Years ago, a popular daily cartoon showed a noble knight riding into a joust, pennants flying, lance up and ready, but with a hand over his eyes. It was funny, but also a bit profound, as we too often take on noble aims without a clear view of the challenges ahead, sometimes with serious consequences.
Dark intersections can take an outsized toll on both drivers and services. Last year's Hurricane Irma exemplified the costs: with more than half the traffic lights in Miami-Dade County out, road crews scrambled to deploy limited numbers of generators; police and sheriffs departments were stretched thin trying to direct traffic manually and writing tickets to drivers mishandling the outages; and accidents were caused by confused drivers blowing through dark intersections. While a hurricane like Irma doesn't happen every day, any dark intersection is an accident waiting to happen, and two-thirds of those are injury accidents, according to a New York DOT study. For the sake of drivers, DOTs, and first responders, transportation departments need strategies to minimize the occurrence and duration of traffic signal outages.

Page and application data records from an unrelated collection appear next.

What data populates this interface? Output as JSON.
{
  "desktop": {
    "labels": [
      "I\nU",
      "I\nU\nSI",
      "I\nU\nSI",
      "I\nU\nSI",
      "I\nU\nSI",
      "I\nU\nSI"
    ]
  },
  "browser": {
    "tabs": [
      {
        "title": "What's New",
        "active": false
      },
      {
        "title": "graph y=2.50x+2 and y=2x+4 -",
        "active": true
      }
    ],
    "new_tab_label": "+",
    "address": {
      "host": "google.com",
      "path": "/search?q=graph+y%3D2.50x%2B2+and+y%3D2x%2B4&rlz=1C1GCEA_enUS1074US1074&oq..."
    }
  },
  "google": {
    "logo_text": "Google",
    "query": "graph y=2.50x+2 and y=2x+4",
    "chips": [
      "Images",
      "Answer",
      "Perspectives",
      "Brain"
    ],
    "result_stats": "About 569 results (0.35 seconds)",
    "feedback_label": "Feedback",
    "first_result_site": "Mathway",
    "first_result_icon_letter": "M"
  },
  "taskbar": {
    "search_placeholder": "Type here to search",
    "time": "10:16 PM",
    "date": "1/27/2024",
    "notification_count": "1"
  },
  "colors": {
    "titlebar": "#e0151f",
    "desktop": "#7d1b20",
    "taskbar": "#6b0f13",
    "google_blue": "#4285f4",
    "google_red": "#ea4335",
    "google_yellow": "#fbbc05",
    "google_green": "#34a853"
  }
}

Knowledge is power, and the city of Portland, Oregon, is about to use the power of knowledge to save lives. As part of its Vision Zero Program, the city is deploying a network of smart sensors along its three most dangerous streets to gather data about the speed and flow of traffic. Traffic system designers will analyze data from the sensors to figure out what's not working and how to make those and other city streets safer for motorists, bicyclists, and pedestrians.
With all the exciting new developments in Intelligent Transportation Systems (ITS), the subject of UPS technology and batteries may seem about as sexy as a pair of socks. But traffic system outages aren't sexy either, so backup power matters. And there have been new developments in UPS technology in recent years, giving ITS system designers more options for building systems with maximum uptime.
The dog days of summer are upon us: High temperature records have already been broken, from southern California to New England, leaving power outages in their wake. Heat also puts a stress on the UPS and batteries in traffic cabinets, just when they are needed most to handle power brownouts or outages. While the ITS Cabinet Standard specifies operating ranges up to 74° C (165° F), the effect of summertime temperatures in excess of 100° F plus direct sunlight on the cabinet, plus the heat produced by the electrical components themselves can quickly turn a traffic cabinet into an oven, shortening the lives of components and, worst case, leading to system failure.
Cities around the world are tapping into the fast-growing "Internet of things" (IoT) to move people and vehicles more efficiently and safely. These sophisticated new transportation systems will greatly improve our quality of life, but successful new technology also tends to create dependence. Case in point: how anxious do we feel if our cellphone battery dies or we forget it at home? With great power comes great responsibility, so ITS buyers and builders need to ensure that the new capabilities they're creating also come with the 100 percent uptime their users will need.